Finally, exclusivity is a useful tool when negotiations become cooperative. If both parties are concentrated on expanding the pie rather than dividing it, sellers’ outcomes are improved by restricting their own options. This often occurs when there are substantial costs incurred by the potential buyer to help expand the pie.

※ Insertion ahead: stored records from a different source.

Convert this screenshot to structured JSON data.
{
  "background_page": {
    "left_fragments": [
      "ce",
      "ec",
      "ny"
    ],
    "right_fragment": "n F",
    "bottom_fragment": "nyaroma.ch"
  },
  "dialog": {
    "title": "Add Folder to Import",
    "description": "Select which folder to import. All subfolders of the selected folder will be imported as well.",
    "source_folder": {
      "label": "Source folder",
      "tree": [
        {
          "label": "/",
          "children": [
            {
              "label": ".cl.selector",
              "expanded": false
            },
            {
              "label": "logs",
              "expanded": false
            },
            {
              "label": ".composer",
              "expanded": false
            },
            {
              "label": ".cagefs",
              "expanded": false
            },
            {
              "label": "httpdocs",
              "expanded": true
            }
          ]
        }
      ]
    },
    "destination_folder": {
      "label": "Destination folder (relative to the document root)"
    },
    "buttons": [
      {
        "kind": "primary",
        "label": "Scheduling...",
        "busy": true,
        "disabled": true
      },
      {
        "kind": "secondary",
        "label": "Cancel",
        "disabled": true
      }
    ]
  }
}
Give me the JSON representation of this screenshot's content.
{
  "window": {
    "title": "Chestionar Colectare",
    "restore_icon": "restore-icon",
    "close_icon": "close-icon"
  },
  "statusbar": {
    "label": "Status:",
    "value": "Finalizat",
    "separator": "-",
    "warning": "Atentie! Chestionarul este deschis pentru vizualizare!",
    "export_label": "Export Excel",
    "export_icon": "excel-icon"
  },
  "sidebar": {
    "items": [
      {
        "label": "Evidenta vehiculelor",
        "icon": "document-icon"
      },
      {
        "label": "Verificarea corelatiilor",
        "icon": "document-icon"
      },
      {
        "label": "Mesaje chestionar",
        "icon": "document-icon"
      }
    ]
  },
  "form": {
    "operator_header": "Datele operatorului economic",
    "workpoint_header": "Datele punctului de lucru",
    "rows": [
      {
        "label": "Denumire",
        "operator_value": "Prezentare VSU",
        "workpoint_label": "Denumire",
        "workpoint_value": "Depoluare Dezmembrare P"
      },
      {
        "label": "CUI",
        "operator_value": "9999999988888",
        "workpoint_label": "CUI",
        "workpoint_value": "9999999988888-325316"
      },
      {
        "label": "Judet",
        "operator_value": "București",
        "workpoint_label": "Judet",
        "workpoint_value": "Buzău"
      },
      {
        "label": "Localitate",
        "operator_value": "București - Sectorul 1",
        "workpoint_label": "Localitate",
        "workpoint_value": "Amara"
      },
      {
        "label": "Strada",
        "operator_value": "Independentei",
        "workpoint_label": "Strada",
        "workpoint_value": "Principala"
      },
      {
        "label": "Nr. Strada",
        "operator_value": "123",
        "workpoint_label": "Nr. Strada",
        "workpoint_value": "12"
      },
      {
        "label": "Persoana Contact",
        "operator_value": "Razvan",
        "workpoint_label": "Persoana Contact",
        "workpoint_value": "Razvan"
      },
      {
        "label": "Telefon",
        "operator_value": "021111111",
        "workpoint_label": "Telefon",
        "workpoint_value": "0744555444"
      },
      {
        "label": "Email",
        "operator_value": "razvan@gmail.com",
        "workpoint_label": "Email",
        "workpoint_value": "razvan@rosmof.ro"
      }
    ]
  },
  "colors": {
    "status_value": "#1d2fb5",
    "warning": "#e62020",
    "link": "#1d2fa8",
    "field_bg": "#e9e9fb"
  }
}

The most recent common example of exclusivity being used as an effective tool in a transaction is the involvement of special purpose acquisition deals, or SPAC transactions. In SPAC transactions the sponsor (a publicly-traded investment vehicle with no operations) and the target typically first negotiate a fair valuation and terms in a letter of intent and sign an exclusivity agreement. This allows the buyer and seller to team up to seek additional investment to consummate the transaction. Because in SPAC transactions the sponsor rarely has the total capital required to consummate a transaction, the buyer and seller must join forces to convince outside investors to provide the remaining capital. Transaction negotiations often turn cooperative when incentives cause both parties to have similar benefits from completing a transaction that outweigh competitive price negotiations. For example, in a SPAC transaction, sponsors earn return and sellers receive liquidity only after convincing outside investors to help both parties complete a transaction. Alternatively, in a merger of equals, a combination’s meaningful unique benefits to both parties mean there is an incentive to work together to diligence and investigate all possible synergies. In cases such as these where negotiations have turned cooperative, exclusivity is a beneficial tool to getting a deal done.
A Tool in the Toolbox
However, granting exclusivity is not always a beneficial tool for completing a transaction. We believe that in a liquid market with marginally differentiated buyers and no obvious opportunities for cooperation—in short, the bread-and-butter transactions of middle-market deal professionals—exclusivity is a tool used for no advantage. A traditional middle-market transaction with a period of exclusive negotiations risks tying up with the buyer who is willing to bid the most prior to exclusivity but who has the most conservative view on diligence findings. In this case, the buyer with the second-highest bid pre-exclusivity might have been the true highest-value buyer. Asking buyers to complete their diligence pre-exclusivity also applies in situations where the market is not liquid, but there is the perception of competition with other hungry buyers. Maintaining negotiating freedom prevents buyers from knowing if they have overpaid and keeps both parties focused on the binding agreement, not an unrealistic expectation set by an unenforceable anchor.
Exclusivity is, just like every other technique or material used in the sale of a business, just another tool in the dealmaker’s toolbox. It is also not an on or off switch. Exclusivity may have a purpose even in the most competitive situations, such as in a stage where third party approvals are required, but only after a definitive deal has been negotiated. Whether it is granting of exclusivity, engaging a firm to provide a QOE, or signing a letter of intent, deal makers are creatures of habit and have become accustomed to using these tools in a regular pattern. However, having a hammer does not make everything the professional sees a nail. As conditions and situations change, the effectiveness of the tool should be re-examined.